Joyce wasn’t sure she was eligible for a scrutineer. But some people find that when allowable expenses are calculated (often using what is known as the “common financial statement”), there is actually less of a reserve than they think. “I now live more comfortably and can afford decent food,” says Joyce.
Sorcha Kennedy, a debt counselor who founded the Community Interest Corporation (CIC) money savior, says her customers are asking more and more questions about DROs, but, she says, they need careful consideration. “It’s often the lack of income that is the problem. Although a DRO can solve the problem immediately, as with any insolvency, debts can easily pile up again.”
Individual Voluntary Arrangements (IVAs) are another option if you owe more than £15,000, own property or fail to qualify for a DRO for any other reason. An IVA will see some of the debt forgiven, interest frozen and payments spread out so they are more manageable. The term of an IVA is usually five years and Kennedy says: “For this option you need to have a steady income to keep paying creditors.”

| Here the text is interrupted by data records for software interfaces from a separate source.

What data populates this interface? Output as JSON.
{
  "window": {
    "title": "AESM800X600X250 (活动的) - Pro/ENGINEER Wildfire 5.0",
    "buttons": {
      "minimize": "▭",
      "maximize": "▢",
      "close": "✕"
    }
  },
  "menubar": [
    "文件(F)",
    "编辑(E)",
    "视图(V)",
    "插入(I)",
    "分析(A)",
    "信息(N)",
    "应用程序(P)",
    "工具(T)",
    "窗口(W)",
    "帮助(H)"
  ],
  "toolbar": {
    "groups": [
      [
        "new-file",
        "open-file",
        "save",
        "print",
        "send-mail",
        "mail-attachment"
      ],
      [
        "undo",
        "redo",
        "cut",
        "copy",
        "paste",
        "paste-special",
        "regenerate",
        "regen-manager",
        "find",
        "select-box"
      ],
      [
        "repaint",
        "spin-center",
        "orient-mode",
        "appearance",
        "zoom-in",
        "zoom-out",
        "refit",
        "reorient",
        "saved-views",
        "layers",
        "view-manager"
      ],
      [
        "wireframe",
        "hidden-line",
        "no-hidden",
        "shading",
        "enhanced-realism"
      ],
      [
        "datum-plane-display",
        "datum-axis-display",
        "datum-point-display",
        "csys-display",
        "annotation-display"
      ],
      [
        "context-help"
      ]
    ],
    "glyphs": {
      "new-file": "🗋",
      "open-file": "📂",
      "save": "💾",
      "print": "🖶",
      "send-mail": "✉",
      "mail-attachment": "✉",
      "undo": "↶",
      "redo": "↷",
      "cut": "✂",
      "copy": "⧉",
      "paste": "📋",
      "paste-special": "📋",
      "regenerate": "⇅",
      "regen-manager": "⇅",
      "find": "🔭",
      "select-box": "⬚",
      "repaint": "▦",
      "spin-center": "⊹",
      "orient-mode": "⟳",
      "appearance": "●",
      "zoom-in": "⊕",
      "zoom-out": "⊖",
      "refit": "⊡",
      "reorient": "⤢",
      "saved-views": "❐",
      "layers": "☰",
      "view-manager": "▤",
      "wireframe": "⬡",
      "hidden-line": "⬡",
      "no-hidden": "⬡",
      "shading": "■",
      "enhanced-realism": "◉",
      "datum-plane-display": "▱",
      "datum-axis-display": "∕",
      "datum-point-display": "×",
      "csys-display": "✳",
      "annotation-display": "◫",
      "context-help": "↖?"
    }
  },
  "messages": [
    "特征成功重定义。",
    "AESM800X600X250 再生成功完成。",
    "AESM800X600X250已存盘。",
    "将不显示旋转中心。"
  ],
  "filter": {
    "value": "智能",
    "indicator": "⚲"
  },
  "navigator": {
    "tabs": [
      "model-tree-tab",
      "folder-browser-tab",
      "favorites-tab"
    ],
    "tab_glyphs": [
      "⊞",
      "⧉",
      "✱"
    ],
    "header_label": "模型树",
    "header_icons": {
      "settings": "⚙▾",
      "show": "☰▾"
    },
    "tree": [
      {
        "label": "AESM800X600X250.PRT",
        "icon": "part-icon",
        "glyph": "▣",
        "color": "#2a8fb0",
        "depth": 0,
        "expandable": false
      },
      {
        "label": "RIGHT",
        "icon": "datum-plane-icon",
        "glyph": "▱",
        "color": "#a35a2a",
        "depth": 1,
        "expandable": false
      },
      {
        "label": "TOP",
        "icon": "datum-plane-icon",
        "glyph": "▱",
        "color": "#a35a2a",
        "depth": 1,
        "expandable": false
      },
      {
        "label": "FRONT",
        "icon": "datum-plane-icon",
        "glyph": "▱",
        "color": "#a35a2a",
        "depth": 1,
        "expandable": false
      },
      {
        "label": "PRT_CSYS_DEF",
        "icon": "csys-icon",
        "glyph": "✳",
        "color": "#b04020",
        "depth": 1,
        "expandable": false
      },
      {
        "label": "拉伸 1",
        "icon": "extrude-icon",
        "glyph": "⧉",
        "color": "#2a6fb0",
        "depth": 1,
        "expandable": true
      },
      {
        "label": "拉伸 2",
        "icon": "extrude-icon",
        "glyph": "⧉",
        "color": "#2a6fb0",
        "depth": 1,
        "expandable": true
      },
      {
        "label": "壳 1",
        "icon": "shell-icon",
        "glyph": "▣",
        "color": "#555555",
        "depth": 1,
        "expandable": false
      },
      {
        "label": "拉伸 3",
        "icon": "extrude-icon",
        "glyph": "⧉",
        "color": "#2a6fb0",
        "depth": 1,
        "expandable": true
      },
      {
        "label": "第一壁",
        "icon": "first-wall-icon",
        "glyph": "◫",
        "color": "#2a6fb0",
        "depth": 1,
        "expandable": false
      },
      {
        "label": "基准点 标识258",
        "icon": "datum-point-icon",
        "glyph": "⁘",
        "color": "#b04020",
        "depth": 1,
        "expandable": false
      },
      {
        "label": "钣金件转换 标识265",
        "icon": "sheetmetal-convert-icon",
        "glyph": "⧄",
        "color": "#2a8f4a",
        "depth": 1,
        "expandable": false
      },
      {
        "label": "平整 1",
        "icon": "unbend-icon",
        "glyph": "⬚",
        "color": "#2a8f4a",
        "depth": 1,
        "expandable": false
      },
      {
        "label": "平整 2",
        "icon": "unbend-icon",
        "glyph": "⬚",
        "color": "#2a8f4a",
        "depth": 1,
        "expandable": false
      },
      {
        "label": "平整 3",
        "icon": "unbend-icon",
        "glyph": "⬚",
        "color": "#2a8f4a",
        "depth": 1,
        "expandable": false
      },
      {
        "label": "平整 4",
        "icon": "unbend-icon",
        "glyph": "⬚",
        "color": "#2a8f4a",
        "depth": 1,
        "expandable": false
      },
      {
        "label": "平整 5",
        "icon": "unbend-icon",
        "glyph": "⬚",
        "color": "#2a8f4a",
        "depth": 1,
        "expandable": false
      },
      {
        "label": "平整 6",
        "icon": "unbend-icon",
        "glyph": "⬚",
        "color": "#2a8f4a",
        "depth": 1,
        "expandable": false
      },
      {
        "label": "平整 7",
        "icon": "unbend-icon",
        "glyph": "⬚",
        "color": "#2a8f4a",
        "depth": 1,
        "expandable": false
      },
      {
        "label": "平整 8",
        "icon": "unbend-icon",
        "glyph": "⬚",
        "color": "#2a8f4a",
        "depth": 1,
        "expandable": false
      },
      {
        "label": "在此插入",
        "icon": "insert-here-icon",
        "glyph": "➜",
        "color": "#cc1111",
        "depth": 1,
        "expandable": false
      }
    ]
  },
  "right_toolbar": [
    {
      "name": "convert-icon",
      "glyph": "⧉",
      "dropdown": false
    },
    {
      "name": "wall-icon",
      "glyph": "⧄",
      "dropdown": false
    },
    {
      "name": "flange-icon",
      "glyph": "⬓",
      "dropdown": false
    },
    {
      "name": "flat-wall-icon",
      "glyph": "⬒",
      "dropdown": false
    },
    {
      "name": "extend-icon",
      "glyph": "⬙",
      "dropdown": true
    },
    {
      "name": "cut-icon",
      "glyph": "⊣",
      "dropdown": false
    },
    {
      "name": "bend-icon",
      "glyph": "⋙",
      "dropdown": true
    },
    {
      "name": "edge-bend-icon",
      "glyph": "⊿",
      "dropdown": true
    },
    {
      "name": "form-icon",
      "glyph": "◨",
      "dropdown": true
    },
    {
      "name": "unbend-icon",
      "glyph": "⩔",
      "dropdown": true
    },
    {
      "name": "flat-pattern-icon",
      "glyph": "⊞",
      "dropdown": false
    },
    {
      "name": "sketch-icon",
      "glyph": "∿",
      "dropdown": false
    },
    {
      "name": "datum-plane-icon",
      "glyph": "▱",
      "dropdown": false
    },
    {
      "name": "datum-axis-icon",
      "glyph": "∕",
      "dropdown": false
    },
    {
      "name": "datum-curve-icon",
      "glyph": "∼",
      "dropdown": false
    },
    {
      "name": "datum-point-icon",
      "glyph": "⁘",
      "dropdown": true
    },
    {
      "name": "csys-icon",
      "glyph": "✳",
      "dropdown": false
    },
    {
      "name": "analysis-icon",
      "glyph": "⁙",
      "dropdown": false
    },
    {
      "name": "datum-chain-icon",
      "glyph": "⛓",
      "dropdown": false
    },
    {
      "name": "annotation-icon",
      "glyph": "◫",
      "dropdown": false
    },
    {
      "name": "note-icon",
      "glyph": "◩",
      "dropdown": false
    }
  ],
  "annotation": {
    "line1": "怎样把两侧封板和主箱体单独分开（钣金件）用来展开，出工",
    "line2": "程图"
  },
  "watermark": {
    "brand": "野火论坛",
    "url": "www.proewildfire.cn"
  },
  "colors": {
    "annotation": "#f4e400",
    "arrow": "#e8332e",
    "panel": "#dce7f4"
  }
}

Derek Prince*, a local government worker in his early 50s, chose an IVA when his situation deteriorated. He borrowed for his daughter’s wedding ahead of an expected pay rise, but the cuts meant the raise did not materialize. “I didn’t actually own a house to protect, unlike many who choose IVA,” Prince says. “But I kind of felt it was morally important for me to repay as much as possible, which is easier to do via an IVA than bankruptcy.”
He and his wife at the time had a joint IVA. “We owed almost £60,000. We thought it was a lot less before adding it all up. Through an IVA company we agreed to repay almost half, including fees, over five years But we ended up settling at the start of last summer.”
Prince says the family lived on beans on toast, afraid to spend anything. “After starting the IVA we were entitled to £100 a week for food for the three of us. It was much better. My son and I still live on about the same budget and we feel comfortable and in control. It was definitely the right thing to do,” he says.
Kennedy advises talking directly to creditors if you’re having trouble managing and can’t or don’t want to access one of the formal insolvency proceedings. “You can ask about reducing payments and possibly put an informal agreement in place — a debt management plan,” she says.
organizations, including Stage change and National debt line have useful online tools for those struggling, and they – and Citizens Advice – may be able to negotiate on your behalf. “There’s a new app called Debtology which is good too,” says Kennedy.
She also advises people in difficulty to take control of their spending. “Try to ask for better deals or payment reductions and vacations from the companies you use. Sometimes cellphone companies will reduce your rate plan in the middle of your contract,” she adds.
The key, she says, is to try to deal with the situation as quickly as possible and research your options.
*These names have been changed